Copy nothing but the text: repeat each entry exactly and drop the images.

Dataset rows for apps and sites

• • • •

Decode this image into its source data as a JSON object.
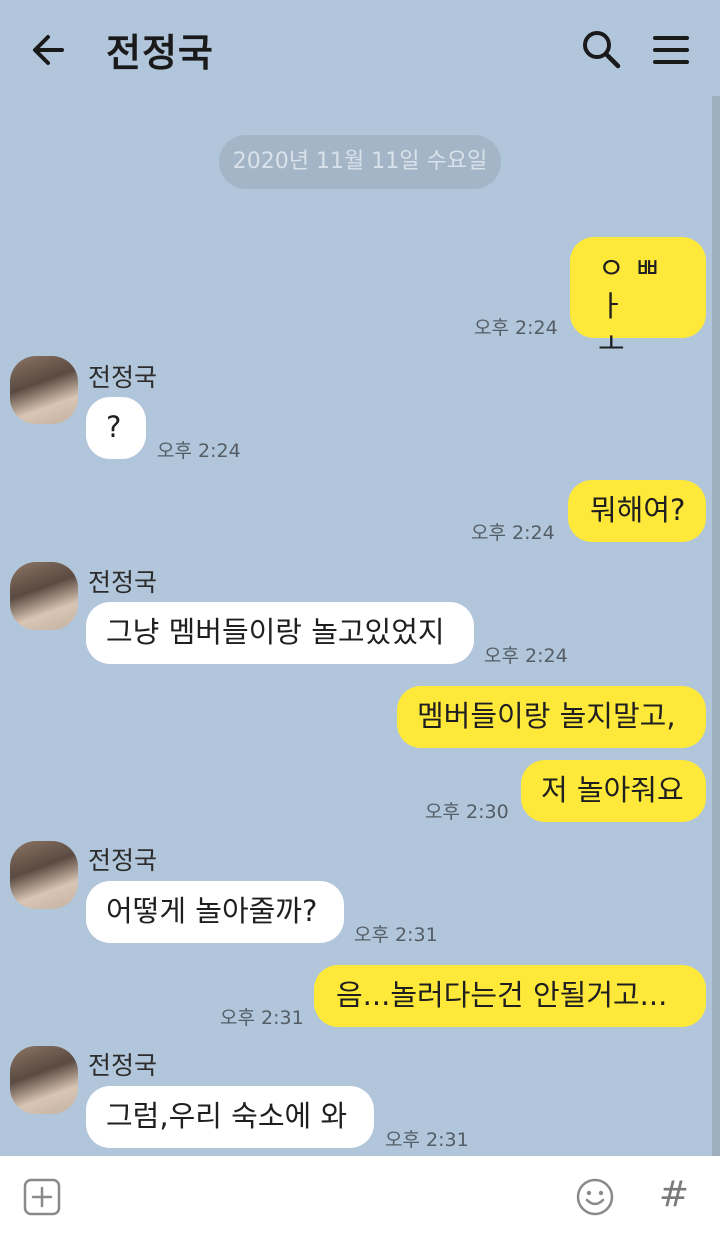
{
  "header": {
    "title": "전정국",
    "back_icon": "arrow-left-icon",
    "search_icon": "search-icon",
    "menu_icon": "hamburger-menu-icon"
  },
  "date_divider": "2020년 11월 11일 수요일",
  "messages": [
    {
      "from": "me",
      "text_line1": "ㅇ ㅃ ㅏ",
      "text_line2": "ㅗ",
      "time": "오후 2:24"
    },
    {
      "from": "other",
      "sender": "전정국",
      "text": "?",
      "time": "오후 2:24"
    },
    {
      "from": "me",
      "text": "뭐해여?",
      "time": "오후 2:24"
    },
    {
      "from": "other",
      "sender": "전정국",
      "text": "그냥 멤버들이랑 놀고있었지",
      "time": "오후 2:24"
    },
    {
      "from": "me",
      "text": "멤버들이랑 놀지말고,"
    },
    {
      "from": "me",
      "text": "저 놀아줘요",
      "time": "오후 2:30"
    },
    {
      "from": "other",
      "sender": "전정국",
      "text": "어떻게 놀아줄까?",
      "time": "오후 2:31"
    },
    {
      "from": "me",
      "text": "음...놀러다는건 안될거고...",
      "time": "오후 2:31"
    },
    {
      "from": "other",
      "sender": "전정국",
      "text": "그럼,우리 숙소에 와",
      "time": "오후 2:31"
    }
  ],
  "footer": {
    "plus_icon": "plus-square-icon",
    "emoji_icon": "smiley-icon",
    "hash_label": "#"
  },
  "colors": {
    "background": "#b1c6da",
    "my_bubble": "#fee93a",
    "other_bubble": "#ffffff"
  }
}
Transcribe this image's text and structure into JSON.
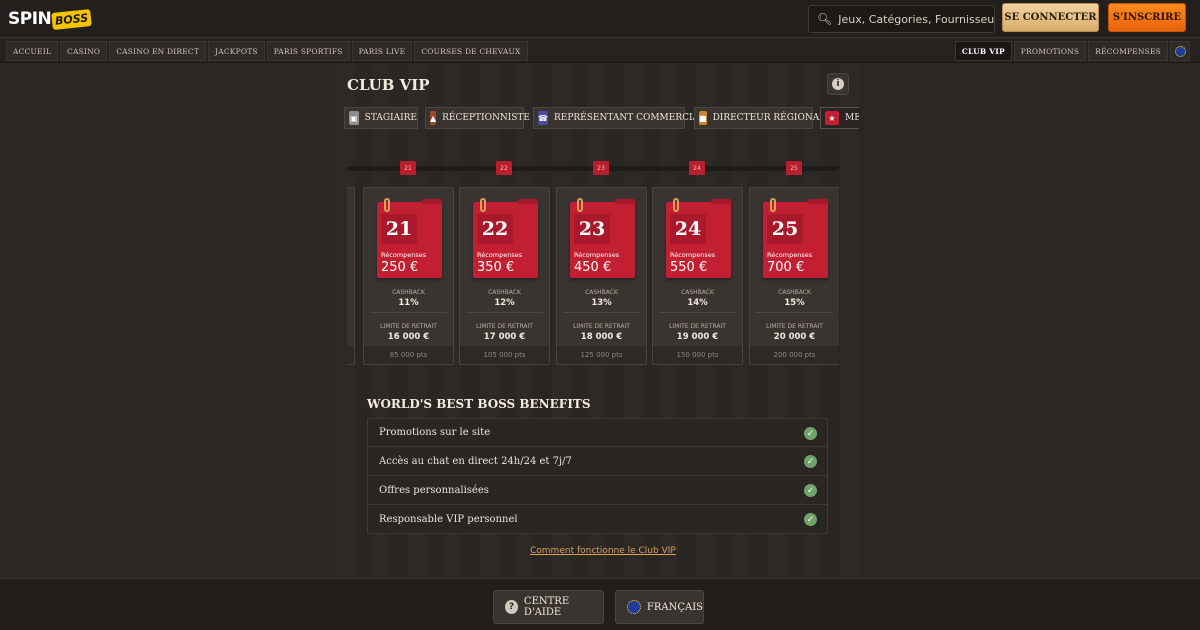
{
  "header": {
    "logo_spin": "SPIN",
    "logo_boss": "BOSS",
    "search_placeholder": "Jeux, Catégories, Fournisseurs",
    "login_label": "SE CONNECTER",
    "signup_label": "S'INSCRIRE"
  },
  "nav": {
    "left": [
      "ACCUEIL",
      "CASINO",
      "CASINO EN DIRECT",
      "JACKPOTS",
      "PARIS SPORTIFS",
      "PARIS LIVE",
      "COURSES DE CHEVAUX"
    ],
    "right": [
      "CLUB VIP",
      "PROMOTIONS",
      "RÉCOMPENSES"
    ],
    "active": "CLUB VIP"
  },
  "page": {
    "title": "CLUB VIP",
    "info_icon": "i"
  },
  "tiers": [
    {
      "label": "STAGIAIRE",
      "icon": "paper-icon",
      "color": "#8d8d8d"
    },
    {
      "label": "RÉCEPTIONNISTE",
      "icon": "bell-icon",
      "color": "#9b4a2a"
    },
    {
      "label": "REPRÉSENTANT COMMERCIAL",
      "icon": "phone-icon",
      "color": "#4a4aa0"
    },
    {
      "label": "DIRECTEUR RÉGIONAL",
      "icon": "folder-icon",
      "color": "#c9882e"
    },
    {
      "label": "MEI",
      "icon": "star-icon",
      "color": "#c21f33"
    }
  ],
  "markers": [
    "21",
    "22",
    "23",
    "24",
    "25"
  ],
  "levels": [
    {
      "level": "21",
      "reward_label": "Récompenses",
      "reward": "250 €",
      "cashback_label": "CASHBACK",
      "cashback": "11%",
      "limit_label": "LIMITE DE RETRAIT",
      "limit": "16 000 €",
      "points": "85 000 pts"
    },
    {
      "level": "22",
      "reward_label": "Récompenses",
      "reward": "350 €",
      "cashback_label": "CASHBACK",
      "cashback": "12%",
      "limit_label": "LIMITE DE RETRAIT",
      "limit": "17 000 €",
      "points": "105 000 pts"
    },
    {
      "level": "23",
      "reward_label": "Récompenses",
      "reward": "450 €",
      "cashback_label": "CASHBACK",
      "cashback": "13%",
      "limit_label": "LIMITE DE RETRAIT",
      "limit": "18 000 €",
      "points": "125 000 pts"
    },
    {
      "level": "24",
      "reward_label": "Récompenses",
      "reward": "550 €",
      "cashback_label": "CASHBACK",
      "cashback": "14%",
      "limit_label": "LIMITE DE RETRAIT",
      "limit": "19 000 €",
      "points": "150 000 pts"
    },
    {
      "level": "25",
      "reward_label": "Récompenses",
      "reward": "700 €",
      "cashback_label": "CASHBACK",
      "cashback": "15%",
      "limit_label": "LIMITE DE RETRAIT",
      "limit": "20 000 €",
      "points": "200 000 pts"
    }
  ],
  "benefits": {
    "title": "WORLD'S BEST BOSS BENEFITS",
    "items": [
      "Promotions sur le site",
      "Accès au chat en direct 24h/24 et 7j/7",
      "Offres personnalisées",
      "Responsable VIP personnel"
    ]
  },
  "how_link": "Comment fonctionne le Club VIP",
  "footer": {
    "help_label": "CENTRE D'AIDE",
    "language_label": "FRANÇAIS"
  },
  "colors": {
    "accent_orange": "#e8620a",
    "accent_gold": "#d9ad6c",
    "level_red": "#c21f33",
    "check_green": "#6fa36a"
  }
}
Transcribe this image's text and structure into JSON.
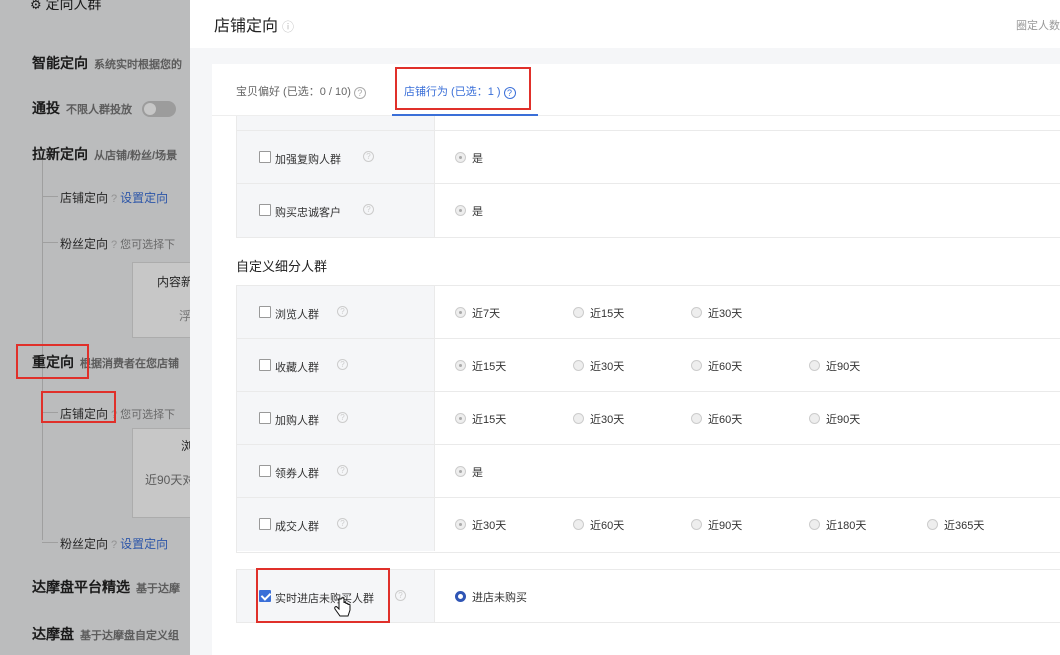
{
  "left_panel": {
    "top_label": "定向人群",
    "items": [
      {
        "title": "智能定向",
        "desc": "系统实时根据您的"
      },
      {
        "title": "通投",
        "desc": "不限人群投放"
      },
      {
        "title": "拉新定向",
        "desc": "从店铺/粉丝/场景"
      }
    ],
    "store_target": {
      "label": "店铺定向",
      "link": "设置定向"
    },
    "fans_target": {
      "label": "粉丝定向",
      "desc": "您可选择下"
    },
    "content_box": {
      "line1": "内容新",
      "line2": "浮"
    },
    "retarget": {
      "title": "重定向",
      "desc": "根据消费者在您店铺"
    },
    "retarget_store": {
      "label": "店铺定向",
      "desc": "您可选择下"
    },
    "retarget_box": {
      "line1": "浏",
      "line2": "近90天对"
    },
    "retarget_fans": {
      "label": "粉丝定向",
      "link": "设置定向"
    },
    "damo_platform": {
      "title": "达摩盘平台精选",
      "desc": "基于达摩"
    },
    "damo": {
      "title": "达摩盘",
      "desc": "基于达摩盘自定义组"
    }
  },
  "drawer": {
    "title": "店铺定向",
    "header_right": "圈定人数",
    "tabs": [
      {
        "label": "宝贝偏好 (已选：0 / 10)"
      },
      {
        "label": "店铺行为 (已选：1 )"
      }
    ],
    "rows_top": [
      {
        "label": "加强复购人群",
        "options": [
          "是"
        ]
      },
      {
        "label": "购买忠诚客户",
        "options": [
          "是"
        ]
      }
    ],
    "section_title": "自定义细分人群",
    "rows_custom": [
      {
        "label": "浏览人群",
        "options": [
          "近7天",
          "近15天",
          "近30天"
        ]
      },
      {
        "label": "收藏人群",
        "options": [
          "近15天",
          "近30天",
          "近60天",
          "近90天"
        ]
      },
      {
        "label": "加购人群",
        "options": [
          "近15天",
          "近30天",
          "近60天",
          "近90天"
        ]
      },
      {
        "label": "领券人群",
        "options": [
          "是"
        ]
      },
      {
        "label": "成交人群",
        "options": [
          "近30天",
          "近60天",
          "近90天",
          "近180天",
          "近365天"
        ]
      }
    ],
    "realtime_row": {
      "label": "实时进店未购买人群",
      "option": "进店未购买"
    }
  },
  "colors": {
    "accent": "#3a6fd8",
    "highlight_box": "#e0302a"
  }
}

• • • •

_OUTPUT FOR THIS EXERCISE_.
Decode this image into its source data as a JSON object.
{
  "header": {
    "title": "전정국",
    "back_icon": "arrow-left-icon",
    "search_icon": "search-icon",
    "menu_icon": "hamburger-menu-icon"
  },
  "date_divider": "2020년 11월 11일 수요일",
  "messages": [
    {
      "from": "me",
      "text_line1": "ㅇ ㅃ ㅏ",
      "text_line2": "ㅗ",
      "time": "오후 2:24"
    },
    {
      "from": "other",
      "sender": "전정국",
      "text": "?",
      "time": "오후 2:24"
    },
    {
      "from": "me",
      "text": "뭐해여?",
      "time": "오후 2:24"
    },
    {
      "from": "other",
      "sender": "전정국",
      "text": "그냥 멤버들이랑 놀고있었지",
      "time": "오후 2:24"
    },
    {
      "from": "me",
      "text": "멤버들이랑 놀지말고,"
    },
    {
      "from": "me",
      "text": "저 놀아줘요",
      "time": "오후 2:30"
    },
    {
      "from": "other",
      "sender": "전정국",
      "text": "어떻게 놀아줄까?",
      "time": "오후 2:31"
    },
    {
      "from": "me",
      "text": "음...놀러다는건 안될거고...",
      "time": "오후 2:31"
    },
    {
      "from": "other",
      "sender": "전정국",
      "text": "그럼,우리 숙소에 와",
      "time": "오후 2:31"
    }
  ],
  "footer": {
    "plus_icon": "plus-square-icon",
    "emoji_icon": "smiley-icon",
    "hash_label": "#"
  },
  "colors": {
    "background": "#b1c6da",
    "my_bubble": "#fee93a",
    "other_bubble": "#ffffff"
  }
}
Transcribe this image's text and structure into JSON.
{
  "header": {
    "logo_spin": "SPIN",
    "logo_boss": "BOSS",
    "search_placeholder": "Jeux, Catégories, Fournisseurs",
    "login_label": "SE CONNECTER",
    "signup_label": "S'INSCRIRE"
  },
  "nav": {
    "left": [
      "ACCUEIL",
      "CASINO",
      "CASINO EN DIRECT",
      "JACKPOTS",
      "PARIS SPORTIFS",
      "PARIS LIVE",
      "COURSES DE CHEVAUX"
    ],
    "right": [
      "CLUB VIP",
      "PROMOTIONS",
      "RÉCOMPENSES"
    ],
    "active": "CLUB VIP"
  },
  "page": {
    "title": "CLUB VIP",
    "info_icon": "i"
  },
  "tiers": [
    {
      "label": "STAGIAIRE",
      "icon": "paper-icon",
      "color": "#8d8d8d"
    },
    {
      "label": "RÉCEPTIONNISTE",
      "icon": "bell-icon",
      "color": "#9b4a2a"
    },
    {
      "label": "REPRÉSENTANT COMMERCIAL",
      "icon": "phone-icon",
      "color": "#4a4aa0"
    },
    {
      "label": "DIRECTEUR RÉGIONAL",
      "icon": "folder-icon",
      "color": "#c9882e"
    },
    {
      "label": "MEI",
      "icon": "star-icon",
      "color": "#c21f33"
    }
  ],
  "markers": [
    "21",
    "22",
    "23",
    "24",
    "25"
  ],
  "levels": [
    {
      "level": "21",
      "reward_label": "Récompenses",
      "reward": "250 €",
      "cashback_label": "CASHBACK",
      "cashback": "11%",
      "limit_label": "LIMITE DE RETRAIT",
      "limit": "16 000 €",
      "points": "85 000 pts"
    },
    {
      "level": "22",
      "reward_label": "Récompenses",
      "reward": "350 €",
      "cashback_label": "CASHBACK",
      "cashback": "12%",
      "limit_label": "LIMITE DE RETRAIT",
      "limit": "17 000 €",
      "points": "105 000 pts"
    },
    {
      "level": "23",
      "reward_label": "Récompenses",
      "reward": "450 €",
      "cashback_label": "CASHBACK",
      "cashback": "13%",
      "limit_label": "LIMITE DE RETRAIT",
      "limit": "18 000 €",
      "points": "125 000 pts"
    },
    {
      "level": "24",
      "reward_label": "Récompenses",
      "reward": "550 €",
      "cashback_label": "CASHBACK",
      "cashback": "14%",
      "limit_label": "LIMITE DE RETRAIT",
      "limit": "19 000 €",
      "points": "150 000 pts"
    },
    {
      "level": "25",
      "reward_label": "Récompenses",
      "reward": "700 €",
      "cashback_label": "CASHBACK",
      "cashback": "15%",
      "limit_label": "LIMITE DE RETRAIT",
      "limit": "20 000 €",
      "points": "200 000 pts"
    }
  ],
  "benefits": {
    "title": "WORLD'S BEST BOSS BENEFITS",
    "items": [
      "Promotions sur le site",
      "Accès au chat en direct 24h/24 et 7j/7",
      "Offres personnalisées",
      "Responsable VIP personnel"
    ]
  },
  "how_link": "Comment fonctionne le Club VIP",
  "footer": {
    "help_label": "CENTRE D'AIDE",
    "language_label": "FRANÇAIS"
  },
  "colors": {
    "accent_orange": "#e8620a",
    "accent_gold": "#d9ad6c",
    "level_red": "#c21f33",
    "check_green": "#6fa36a"
  }
}
Transcribe this image's text and structure into JSON.
{
  "left_panel": {
    "top_label": "定向人群",
    "items": [
      {
        "title": "智能定向",
        "desc": "系统实时根据您的"
      },
      {
        "title": "通投",
        "desc": "不限人群投放"
      },
      {
        "title": "拉新定向",
        "desc": "从店铺/粉丝/场景"
      }
    ],
    "store_target": {
      "label": "店铺定向",
      "link": "设置定向"
    },
    "fans_target": {
      "label": "粉丝定向",
      "desc": "您可选择下"
    },
    "content_box": {
      "line1": "内容新",
      "line2": "浮"
    },
    "retarget": {
      "title": "重定向",
      "desc": "根据消费者在您店铺"
    },
    "retarget_store": {
      "label": "店铺定向",
      "desc": "您可选择下"
    },
    "retarget_box": {
      "line1": "浏",
      "line2": "近90天对"
    },
    "retarget_fans": {
      "label": "粉丝定向",
      "link": "设置定向"
    },
    "damo_platform": {
      "title": "达摩盘平台精选",
      "desc": "基于达摩"
    },
    "damo": {
      "title": "达摩盘",
      "desc": "基于达摩盘自定义组"
    }
  },
  "drawer": {
    "title": "店铺定向",
    "header_right": "圈定人数",
    "tabs": [
      {
        "label": "宝贝偏好 (已选：0 / 10)"
      },
      {
        "label": "店铺行为 (已选：1 )"
      }
    ],
    "rows_top": [
      {
        "label": "加强复购人群",
        "options": [
          "是"
        ]
      },
      {
        "label": "购买忠诚客户",
        "options": [
          "是"
        ]
      }
    ],
    "section_title": "自定义细分人群",
    "rows_custom": [
      {
        "label": "浏览人群",
        "options": [
          "近7天",
          "近15天",
          "近30天"
        ]
      },
      {
        "label": "收藏人群",
        "options": [
          "近15天",
          "近30天",
          "近60天",
          "近90天"
        ]
      },
      {
        "label": "加购人群",
        "options": [
          "近15天",
          "近30天",
          "近60天",
          "近90天"
        ]
      },
      {
        "label": "领券人群",
        "options": [
          "是"
        ]
      },
      {
        "label": "成交人群",
        "options": [
          "近30天",
          "近60天",
          "近90天",
          "近180天",
          "近365天"
        ]
      }
    ],
    "realtime_row": {
      "label": "实时进店未购买人群",
      "option": "进店未购买"
    }
  },
  "colors": {
    "accent": "#3a6fd8",
    "highlight_box": "#e0302a"
  }
}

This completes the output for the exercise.